Incorporating photographs and props, projected on a row of overlapping burlap legs that flare out and merge together on the floor, we see an evolving collage of life and family—from the broad strokes of wide-ranging world events to the God-is-in-the-details moments and wisdom of shared lives. The storytelling, relayed in English and sometimes Spanish, is visually rich; full of a lust for life, liberty and equality; and resonating with the music of childhood and the revolution—and, ultimately, with hope and closure. Pizano gives us a deeply personal, candid, raw and romantic—at times interactive—performance; balanced with a cheeky sense of irreverence where religion is concerned, and a revolutionary bohemian spirit when it comes to class and politics.

Part personal memory play, part confessional, part memorial, Dividing Lines/Líneas Divisorias reminds us that the one thing that’s certain in life—and we all have in common—is that we die. What would you do for a loved one who’s lost to the world, incapacitated and in pain—to set them free?

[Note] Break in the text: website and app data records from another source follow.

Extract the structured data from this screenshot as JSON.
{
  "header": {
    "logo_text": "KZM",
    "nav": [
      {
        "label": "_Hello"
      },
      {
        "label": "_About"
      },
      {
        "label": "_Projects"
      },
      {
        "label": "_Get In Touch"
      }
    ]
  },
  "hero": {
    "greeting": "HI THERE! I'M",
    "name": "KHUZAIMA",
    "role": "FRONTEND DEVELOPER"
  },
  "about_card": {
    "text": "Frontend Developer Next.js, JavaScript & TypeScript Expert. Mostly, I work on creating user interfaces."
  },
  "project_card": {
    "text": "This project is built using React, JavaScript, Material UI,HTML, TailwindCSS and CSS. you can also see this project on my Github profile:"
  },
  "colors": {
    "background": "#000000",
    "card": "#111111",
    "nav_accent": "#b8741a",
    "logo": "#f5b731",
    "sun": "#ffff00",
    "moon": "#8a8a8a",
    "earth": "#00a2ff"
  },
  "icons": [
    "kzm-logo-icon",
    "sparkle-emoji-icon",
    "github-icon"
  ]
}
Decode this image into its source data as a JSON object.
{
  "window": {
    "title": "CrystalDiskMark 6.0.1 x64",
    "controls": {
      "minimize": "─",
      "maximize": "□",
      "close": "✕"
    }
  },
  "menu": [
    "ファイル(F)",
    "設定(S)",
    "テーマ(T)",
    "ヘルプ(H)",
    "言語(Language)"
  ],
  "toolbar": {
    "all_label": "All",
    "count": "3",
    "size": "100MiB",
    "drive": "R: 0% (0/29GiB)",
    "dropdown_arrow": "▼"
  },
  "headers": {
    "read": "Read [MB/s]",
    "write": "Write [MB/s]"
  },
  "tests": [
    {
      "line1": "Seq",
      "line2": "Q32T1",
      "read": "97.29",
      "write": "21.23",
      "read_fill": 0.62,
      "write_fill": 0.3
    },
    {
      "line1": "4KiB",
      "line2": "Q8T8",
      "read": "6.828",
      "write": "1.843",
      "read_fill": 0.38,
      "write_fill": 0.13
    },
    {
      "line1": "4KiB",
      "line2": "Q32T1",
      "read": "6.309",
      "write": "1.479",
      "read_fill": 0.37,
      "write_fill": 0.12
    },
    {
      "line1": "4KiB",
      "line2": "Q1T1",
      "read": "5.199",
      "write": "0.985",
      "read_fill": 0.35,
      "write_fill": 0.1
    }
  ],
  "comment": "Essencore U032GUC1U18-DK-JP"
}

Dividing Lines/Líneas Divisorias is in its final week, closing on December 2. Advance tickets available online or by calling The Theatre Centre’s Box Office at 416-538-0988.

Check out this CBC piece on Dividing Lines/Líneas Divisorias, including Matt Galloway’s interview with Beatriz Pizano on Metro Morning.